• **Task brief**
These entries are to be set down again exactly.

══════

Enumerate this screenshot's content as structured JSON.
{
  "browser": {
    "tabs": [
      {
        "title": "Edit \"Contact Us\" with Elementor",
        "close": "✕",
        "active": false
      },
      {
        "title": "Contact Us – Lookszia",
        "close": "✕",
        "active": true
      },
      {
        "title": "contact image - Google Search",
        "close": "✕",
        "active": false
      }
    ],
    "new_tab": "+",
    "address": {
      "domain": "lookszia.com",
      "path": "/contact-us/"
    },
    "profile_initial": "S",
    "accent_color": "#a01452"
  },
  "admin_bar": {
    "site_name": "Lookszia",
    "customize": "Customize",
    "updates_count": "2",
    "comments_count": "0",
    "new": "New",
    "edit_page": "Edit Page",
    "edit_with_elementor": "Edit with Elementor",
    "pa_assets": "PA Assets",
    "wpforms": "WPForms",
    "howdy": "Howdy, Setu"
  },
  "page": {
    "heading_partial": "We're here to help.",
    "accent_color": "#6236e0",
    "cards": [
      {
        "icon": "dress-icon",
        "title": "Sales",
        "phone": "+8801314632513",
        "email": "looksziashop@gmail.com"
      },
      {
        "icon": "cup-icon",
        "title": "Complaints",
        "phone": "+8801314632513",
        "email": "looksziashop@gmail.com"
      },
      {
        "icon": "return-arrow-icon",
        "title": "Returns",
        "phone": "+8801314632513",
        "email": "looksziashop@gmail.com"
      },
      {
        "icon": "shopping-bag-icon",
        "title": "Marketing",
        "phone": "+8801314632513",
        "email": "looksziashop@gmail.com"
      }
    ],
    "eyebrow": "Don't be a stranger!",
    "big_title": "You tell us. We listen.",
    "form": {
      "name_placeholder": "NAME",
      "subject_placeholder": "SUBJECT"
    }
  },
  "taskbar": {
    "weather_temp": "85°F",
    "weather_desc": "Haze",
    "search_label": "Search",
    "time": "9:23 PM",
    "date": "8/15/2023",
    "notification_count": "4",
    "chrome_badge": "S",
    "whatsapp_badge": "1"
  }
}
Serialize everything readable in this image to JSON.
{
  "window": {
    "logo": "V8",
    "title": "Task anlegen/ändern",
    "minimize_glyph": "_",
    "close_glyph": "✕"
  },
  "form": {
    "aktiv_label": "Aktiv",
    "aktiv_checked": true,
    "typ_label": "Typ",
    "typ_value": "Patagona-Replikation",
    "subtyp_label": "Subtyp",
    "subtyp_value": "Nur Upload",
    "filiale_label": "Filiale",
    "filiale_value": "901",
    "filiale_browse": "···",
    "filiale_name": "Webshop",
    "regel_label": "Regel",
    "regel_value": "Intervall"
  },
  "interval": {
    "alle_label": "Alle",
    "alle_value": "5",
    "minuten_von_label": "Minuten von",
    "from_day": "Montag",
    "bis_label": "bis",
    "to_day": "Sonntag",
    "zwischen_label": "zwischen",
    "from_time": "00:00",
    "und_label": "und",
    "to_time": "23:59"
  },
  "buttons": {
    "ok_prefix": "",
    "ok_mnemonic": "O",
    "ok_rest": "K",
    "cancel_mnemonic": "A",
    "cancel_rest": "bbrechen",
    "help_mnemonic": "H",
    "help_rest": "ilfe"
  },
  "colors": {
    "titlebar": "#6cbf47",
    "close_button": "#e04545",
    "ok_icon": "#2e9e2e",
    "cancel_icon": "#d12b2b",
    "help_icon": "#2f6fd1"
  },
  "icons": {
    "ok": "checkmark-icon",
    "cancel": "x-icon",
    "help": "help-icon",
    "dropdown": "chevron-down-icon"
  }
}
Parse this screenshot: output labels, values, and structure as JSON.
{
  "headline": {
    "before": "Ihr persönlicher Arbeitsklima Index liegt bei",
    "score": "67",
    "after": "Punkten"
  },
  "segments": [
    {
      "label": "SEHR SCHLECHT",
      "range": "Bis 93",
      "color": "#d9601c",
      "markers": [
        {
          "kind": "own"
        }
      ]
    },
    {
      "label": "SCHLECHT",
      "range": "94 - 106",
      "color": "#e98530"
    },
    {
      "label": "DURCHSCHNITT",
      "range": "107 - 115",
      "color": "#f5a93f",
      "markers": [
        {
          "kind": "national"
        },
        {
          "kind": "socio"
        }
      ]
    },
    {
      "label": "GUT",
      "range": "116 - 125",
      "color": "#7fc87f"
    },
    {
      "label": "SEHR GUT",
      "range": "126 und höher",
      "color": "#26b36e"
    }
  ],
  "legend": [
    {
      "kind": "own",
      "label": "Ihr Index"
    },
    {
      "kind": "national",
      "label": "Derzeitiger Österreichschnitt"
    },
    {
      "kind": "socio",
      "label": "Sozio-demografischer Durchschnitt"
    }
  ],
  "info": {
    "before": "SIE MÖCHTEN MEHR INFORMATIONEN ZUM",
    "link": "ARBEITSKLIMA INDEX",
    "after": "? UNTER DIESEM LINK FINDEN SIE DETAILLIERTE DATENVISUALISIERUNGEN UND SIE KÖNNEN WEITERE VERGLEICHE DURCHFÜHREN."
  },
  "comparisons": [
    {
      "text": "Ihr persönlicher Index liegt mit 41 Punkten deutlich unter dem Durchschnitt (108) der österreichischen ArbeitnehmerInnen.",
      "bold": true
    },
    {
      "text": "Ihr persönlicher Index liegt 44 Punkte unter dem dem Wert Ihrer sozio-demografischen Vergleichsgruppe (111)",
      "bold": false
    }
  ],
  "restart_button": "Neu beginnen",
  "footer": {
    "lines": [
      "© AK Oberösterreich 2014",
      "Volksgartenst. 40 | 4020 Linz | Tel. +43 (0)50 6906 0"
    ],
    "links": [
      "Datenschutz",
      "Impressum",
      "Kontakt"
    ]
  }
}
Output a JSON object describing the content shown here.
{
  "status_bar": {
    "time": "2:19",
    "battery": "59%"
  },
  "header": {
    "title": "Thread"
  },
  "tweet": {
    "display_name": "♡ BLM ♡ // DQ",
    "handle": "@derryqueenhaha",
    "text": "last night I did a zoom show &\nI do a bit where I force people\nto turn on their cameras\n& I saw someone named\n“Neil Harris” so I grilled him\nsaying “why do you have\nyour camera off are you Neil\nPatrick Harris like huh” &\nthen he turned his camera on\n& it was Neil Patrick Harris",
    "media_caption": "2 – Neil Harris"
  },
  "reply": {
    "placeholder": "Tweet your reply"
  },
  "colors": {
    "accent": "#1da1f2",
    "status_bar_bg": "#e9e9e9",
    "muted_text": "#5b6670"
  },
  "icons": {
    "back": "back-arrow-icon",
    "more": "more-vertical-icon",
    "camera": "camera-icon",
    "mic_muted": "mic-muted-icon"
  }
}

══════

• **Problem solution**
Enumerate this screenshot's content as structured JSON.
{
  "browser": {
    "tabs": [
      {
        "title": "Edit \"Contact Us\" with Elementor",
        "close": "✕",
        "active": false
      },
      {
        "title": "Contact Us – Lookszia",
        "close": "✕",
        "active": true
      },
      {
        "title": "contact image - Google Search",
        "close": "✕",
        "active": false
      }
    ],
    "new_tab": "+",
    "address": {
      "domain": "lookszia.com",
      "path": "/contact-us/"
    },
    "profile_initial": "S",
    "accent_color": "#a01452"
  },
  "admin_bar": {
    "site_name": "Lookszia",
    "customize": "Customize",
    "updates_count": "2",
    "comments_count": "0",
    "new": "New",
    "edit_page": "Edit Page",
    "edit_with_elementor": "Edit with Elementor",
    "pa_assets": "PA Assets",
    "wpforms": "WPForms",
    "howdy": "Howdy, Setu"
  },
  "page": {
    "heading_partial": "We're here to help.",
    "accent_color": "#6236e0",
    "cards": [
      {
        "icon": "dress-icon",
        "title": "Sales",
        "phone": "+8801314632513",
        "email": "looksziashop@gmail.com"
      },
      {
        "icon": "cup-icon",
        "title": "Complaints",
        "phone": "+8801314632513",
        "email": "looksziashop@gmail.com"
      },
      {
        "icon": "return-arrow-icon",
        "title": "Returns",
        "phone": "+8801314632513",
        "email": "looksziashop@gmail.com"
      },
      {
        "icon": "shopping-bag-icon",
        "title": "Marketing",
        "phone": "+8801314632513",
        "email": "looksziashop@gmail.com"
      }
    ],
    "eyebrow": "Don't be a stranger!",
    "big_title": "You tell us. We listen.",
    "form": {
      "name_placeholder": "NAME",
      "subject_placeholder": "SUBJECT"
    }
  },
  "taskbar": {
    "weather_temp": "85°F",
    "weather_desc": "Haze",
    "search_label": "Search",
    "time": "9:23 PM",
    "date": "8/15/2023",
    "notification_count": "4",
    "chrome_badge": "S",
    "whatsapp_badge": "1"
  }
}
Serialize everything readable in this image to JSON.
{
  "window": {
    "logo": "V8",
    "title": "Task anlegen/ändern",
    "minimize_glyph": "_",
    "close_glyph": "✕"
  },
  "form": {
    "aktiv_label": "Aktiv",
    "aktiv_checked": true,
    "typ_label": "Typ",
    "typ_value": "Patagona-Replikation",
    "subtyp_label": "Subtyp",
    "subtyp_value": "Nur Upload",
    "filiale_label": "Filiale",
    "filiale_value": "901",
    "filiale_browse": "···",
    "filiale_name": "Webshop",
    "regel_label": "Regel",
    "regel_value": "Intervall"
  },
  "interval": {
    "alle_label": "Alle",
    "alle_value": "5",
    "minuten_von_label": "Minuten von",
    "from_day": "Montag",
    "bis_label": "bis",
    "to_day": "Sonntag",
    "zwischen_label": "zwischen",
    "from_time": "00:00",
    "und_label": "und",
    "to_time": "23:59"
  },
  "buttons": {
    "ok_prefix": "",
    "ok_mnemonic": "O",
    "ok_rest": "K",
    "cancel_mnemonic": "A",
    "cancel_rest": "bbrechen",
    "help_mnemonic": "H",
    "help_rest": "ilfe"
  },
  "colors": {
    "titlebar": "#6cbf47",
    "close_button": "#e04545",
    "ok_icon": "#2e9e2e",
    "cancel_icon": "#d12b2b",
    "help_icon": "#2f6fd1"
  },
  "icons": {
    "ok": "checkmark-icon",
    "cancel": "x-icon",
    "help": "help-icon",
    "dropdown": "chevron-down-icon"
  }
}
Parse this screenshot: output labels, values, and structure as JSON.
{
  "headline": {
    "before": "Ihr persönlicher Arbeitsklima Index liegt bei",
    "score": "67",
    "after": "Punkten"
  },
  "segments": [
    {
      "label": "SEHR SCHLECHT",
      "range": "Bis 93",
      "color": "#d9601c",
      "markers": [
        {
          "kind": "own"
        }
      ]
    },
    {
      "label": "SCHLECHT",
      "range": "94 - 106",
      "color": "#e98530"
    },
    {
      "label": "DURCHSCHNITT",
      "range": "107 - 115",
      "color": "#f5a93f",
      "markers": [
        {
          "kind": "national"
        },
        {
          "kind": "socio"
        }
      ]
    },
    {
      "label": "GUT",
      "range": "116 - 125",
      "color": "#7fc87f"
    },
    {
      "label": "SEHR GUT",
      "range": "126 und höher",
      "color": "#26b36e"
    }
  ],
  "legend": [
    {
      "kind": "own",
      "label": "Ihr Index"
    },
    {
      "kind": "national",
      "label": "Derzeitiger Österreichschnitt"
    },
    {
      "kind": "socio",
      "label": "Sozio-demografischer Durchschnitt"
    }
  ],
  "info": {
    "before": "SIE MÖCHTEN MEHR INFORMATIONEN ZUM",
    "link": "ARBEITSKLIMA INDEX",
    "after": "? UNTER DIESEM LINK FINDEN SIE DETAILLIERTE DATENVISUALISIERUNGEN UND SIE KÖNNEN WEITERE VERGLEICHE DURCHFÜHREN."
  },
  "comparisons": [
    {
      "text": "Ihr persönlicher Index liegt mit 41 Punkten deutlich unter dem Durchschnitt (108) der österreichischen ArbeitnehmerInnen.",
      "bold": true
    },
    {
      "text": "Ihr persönlicher Index liegt 44 Punkte unter dem dem Wert Ihrer sozio-demografischen Vergleichsgruppe (111)",
      "bold": false
    }
  ],
  "restart_button": "Neu beginnen",
  "footer": {
    "lines": [
      "© AK Oberösterreich 2014",
      "Volksgartenst. 40 | 4020 Linz | Tel. +43 (0)50 6906 0"
    ],
    "links": [
      "Datenschutz",
      "Impressum",
      "Kontakt"
    ]
  }
}
Output a JSON object describing the content shown here.
{
  "status_bar": {
    "time": "2:19",
    "battery": "59%"
  },
  "header": {
    "title": "Thread"
  },
  "tweet": {
    "display_name": "♡ BLM ♡ // DQ",
    "handle": "@derryqueenhaha",
    "text": "last night I did a zoom show &\nI do a bit where I force people\nto turn on their cameras\n& I saw someone named\n“Neil Harris” so I grilled him\nsaying “why do you have\nyour camera off are you Neil\nPatrick Harris like huh” &\nthen he turned his camera on\n& it was Neil Patrick Harris",
    "media_caption": "2 – Neil Harris"
  },
  "reply": {
    "placeholder": "Tweet your reply"
  },
  "colors": {
    "accent": "#1da1f2",
    "status_bar_bg": "#e9e9e9",
    "muted_text": "#5b6670"
  },
  "icons": {
    "back": "back-arrow-icon",
    "more": "more-vertical-icon",
    "camera": "camera-icon",
    "mic_muted": "mic-muted-icon"
  }
}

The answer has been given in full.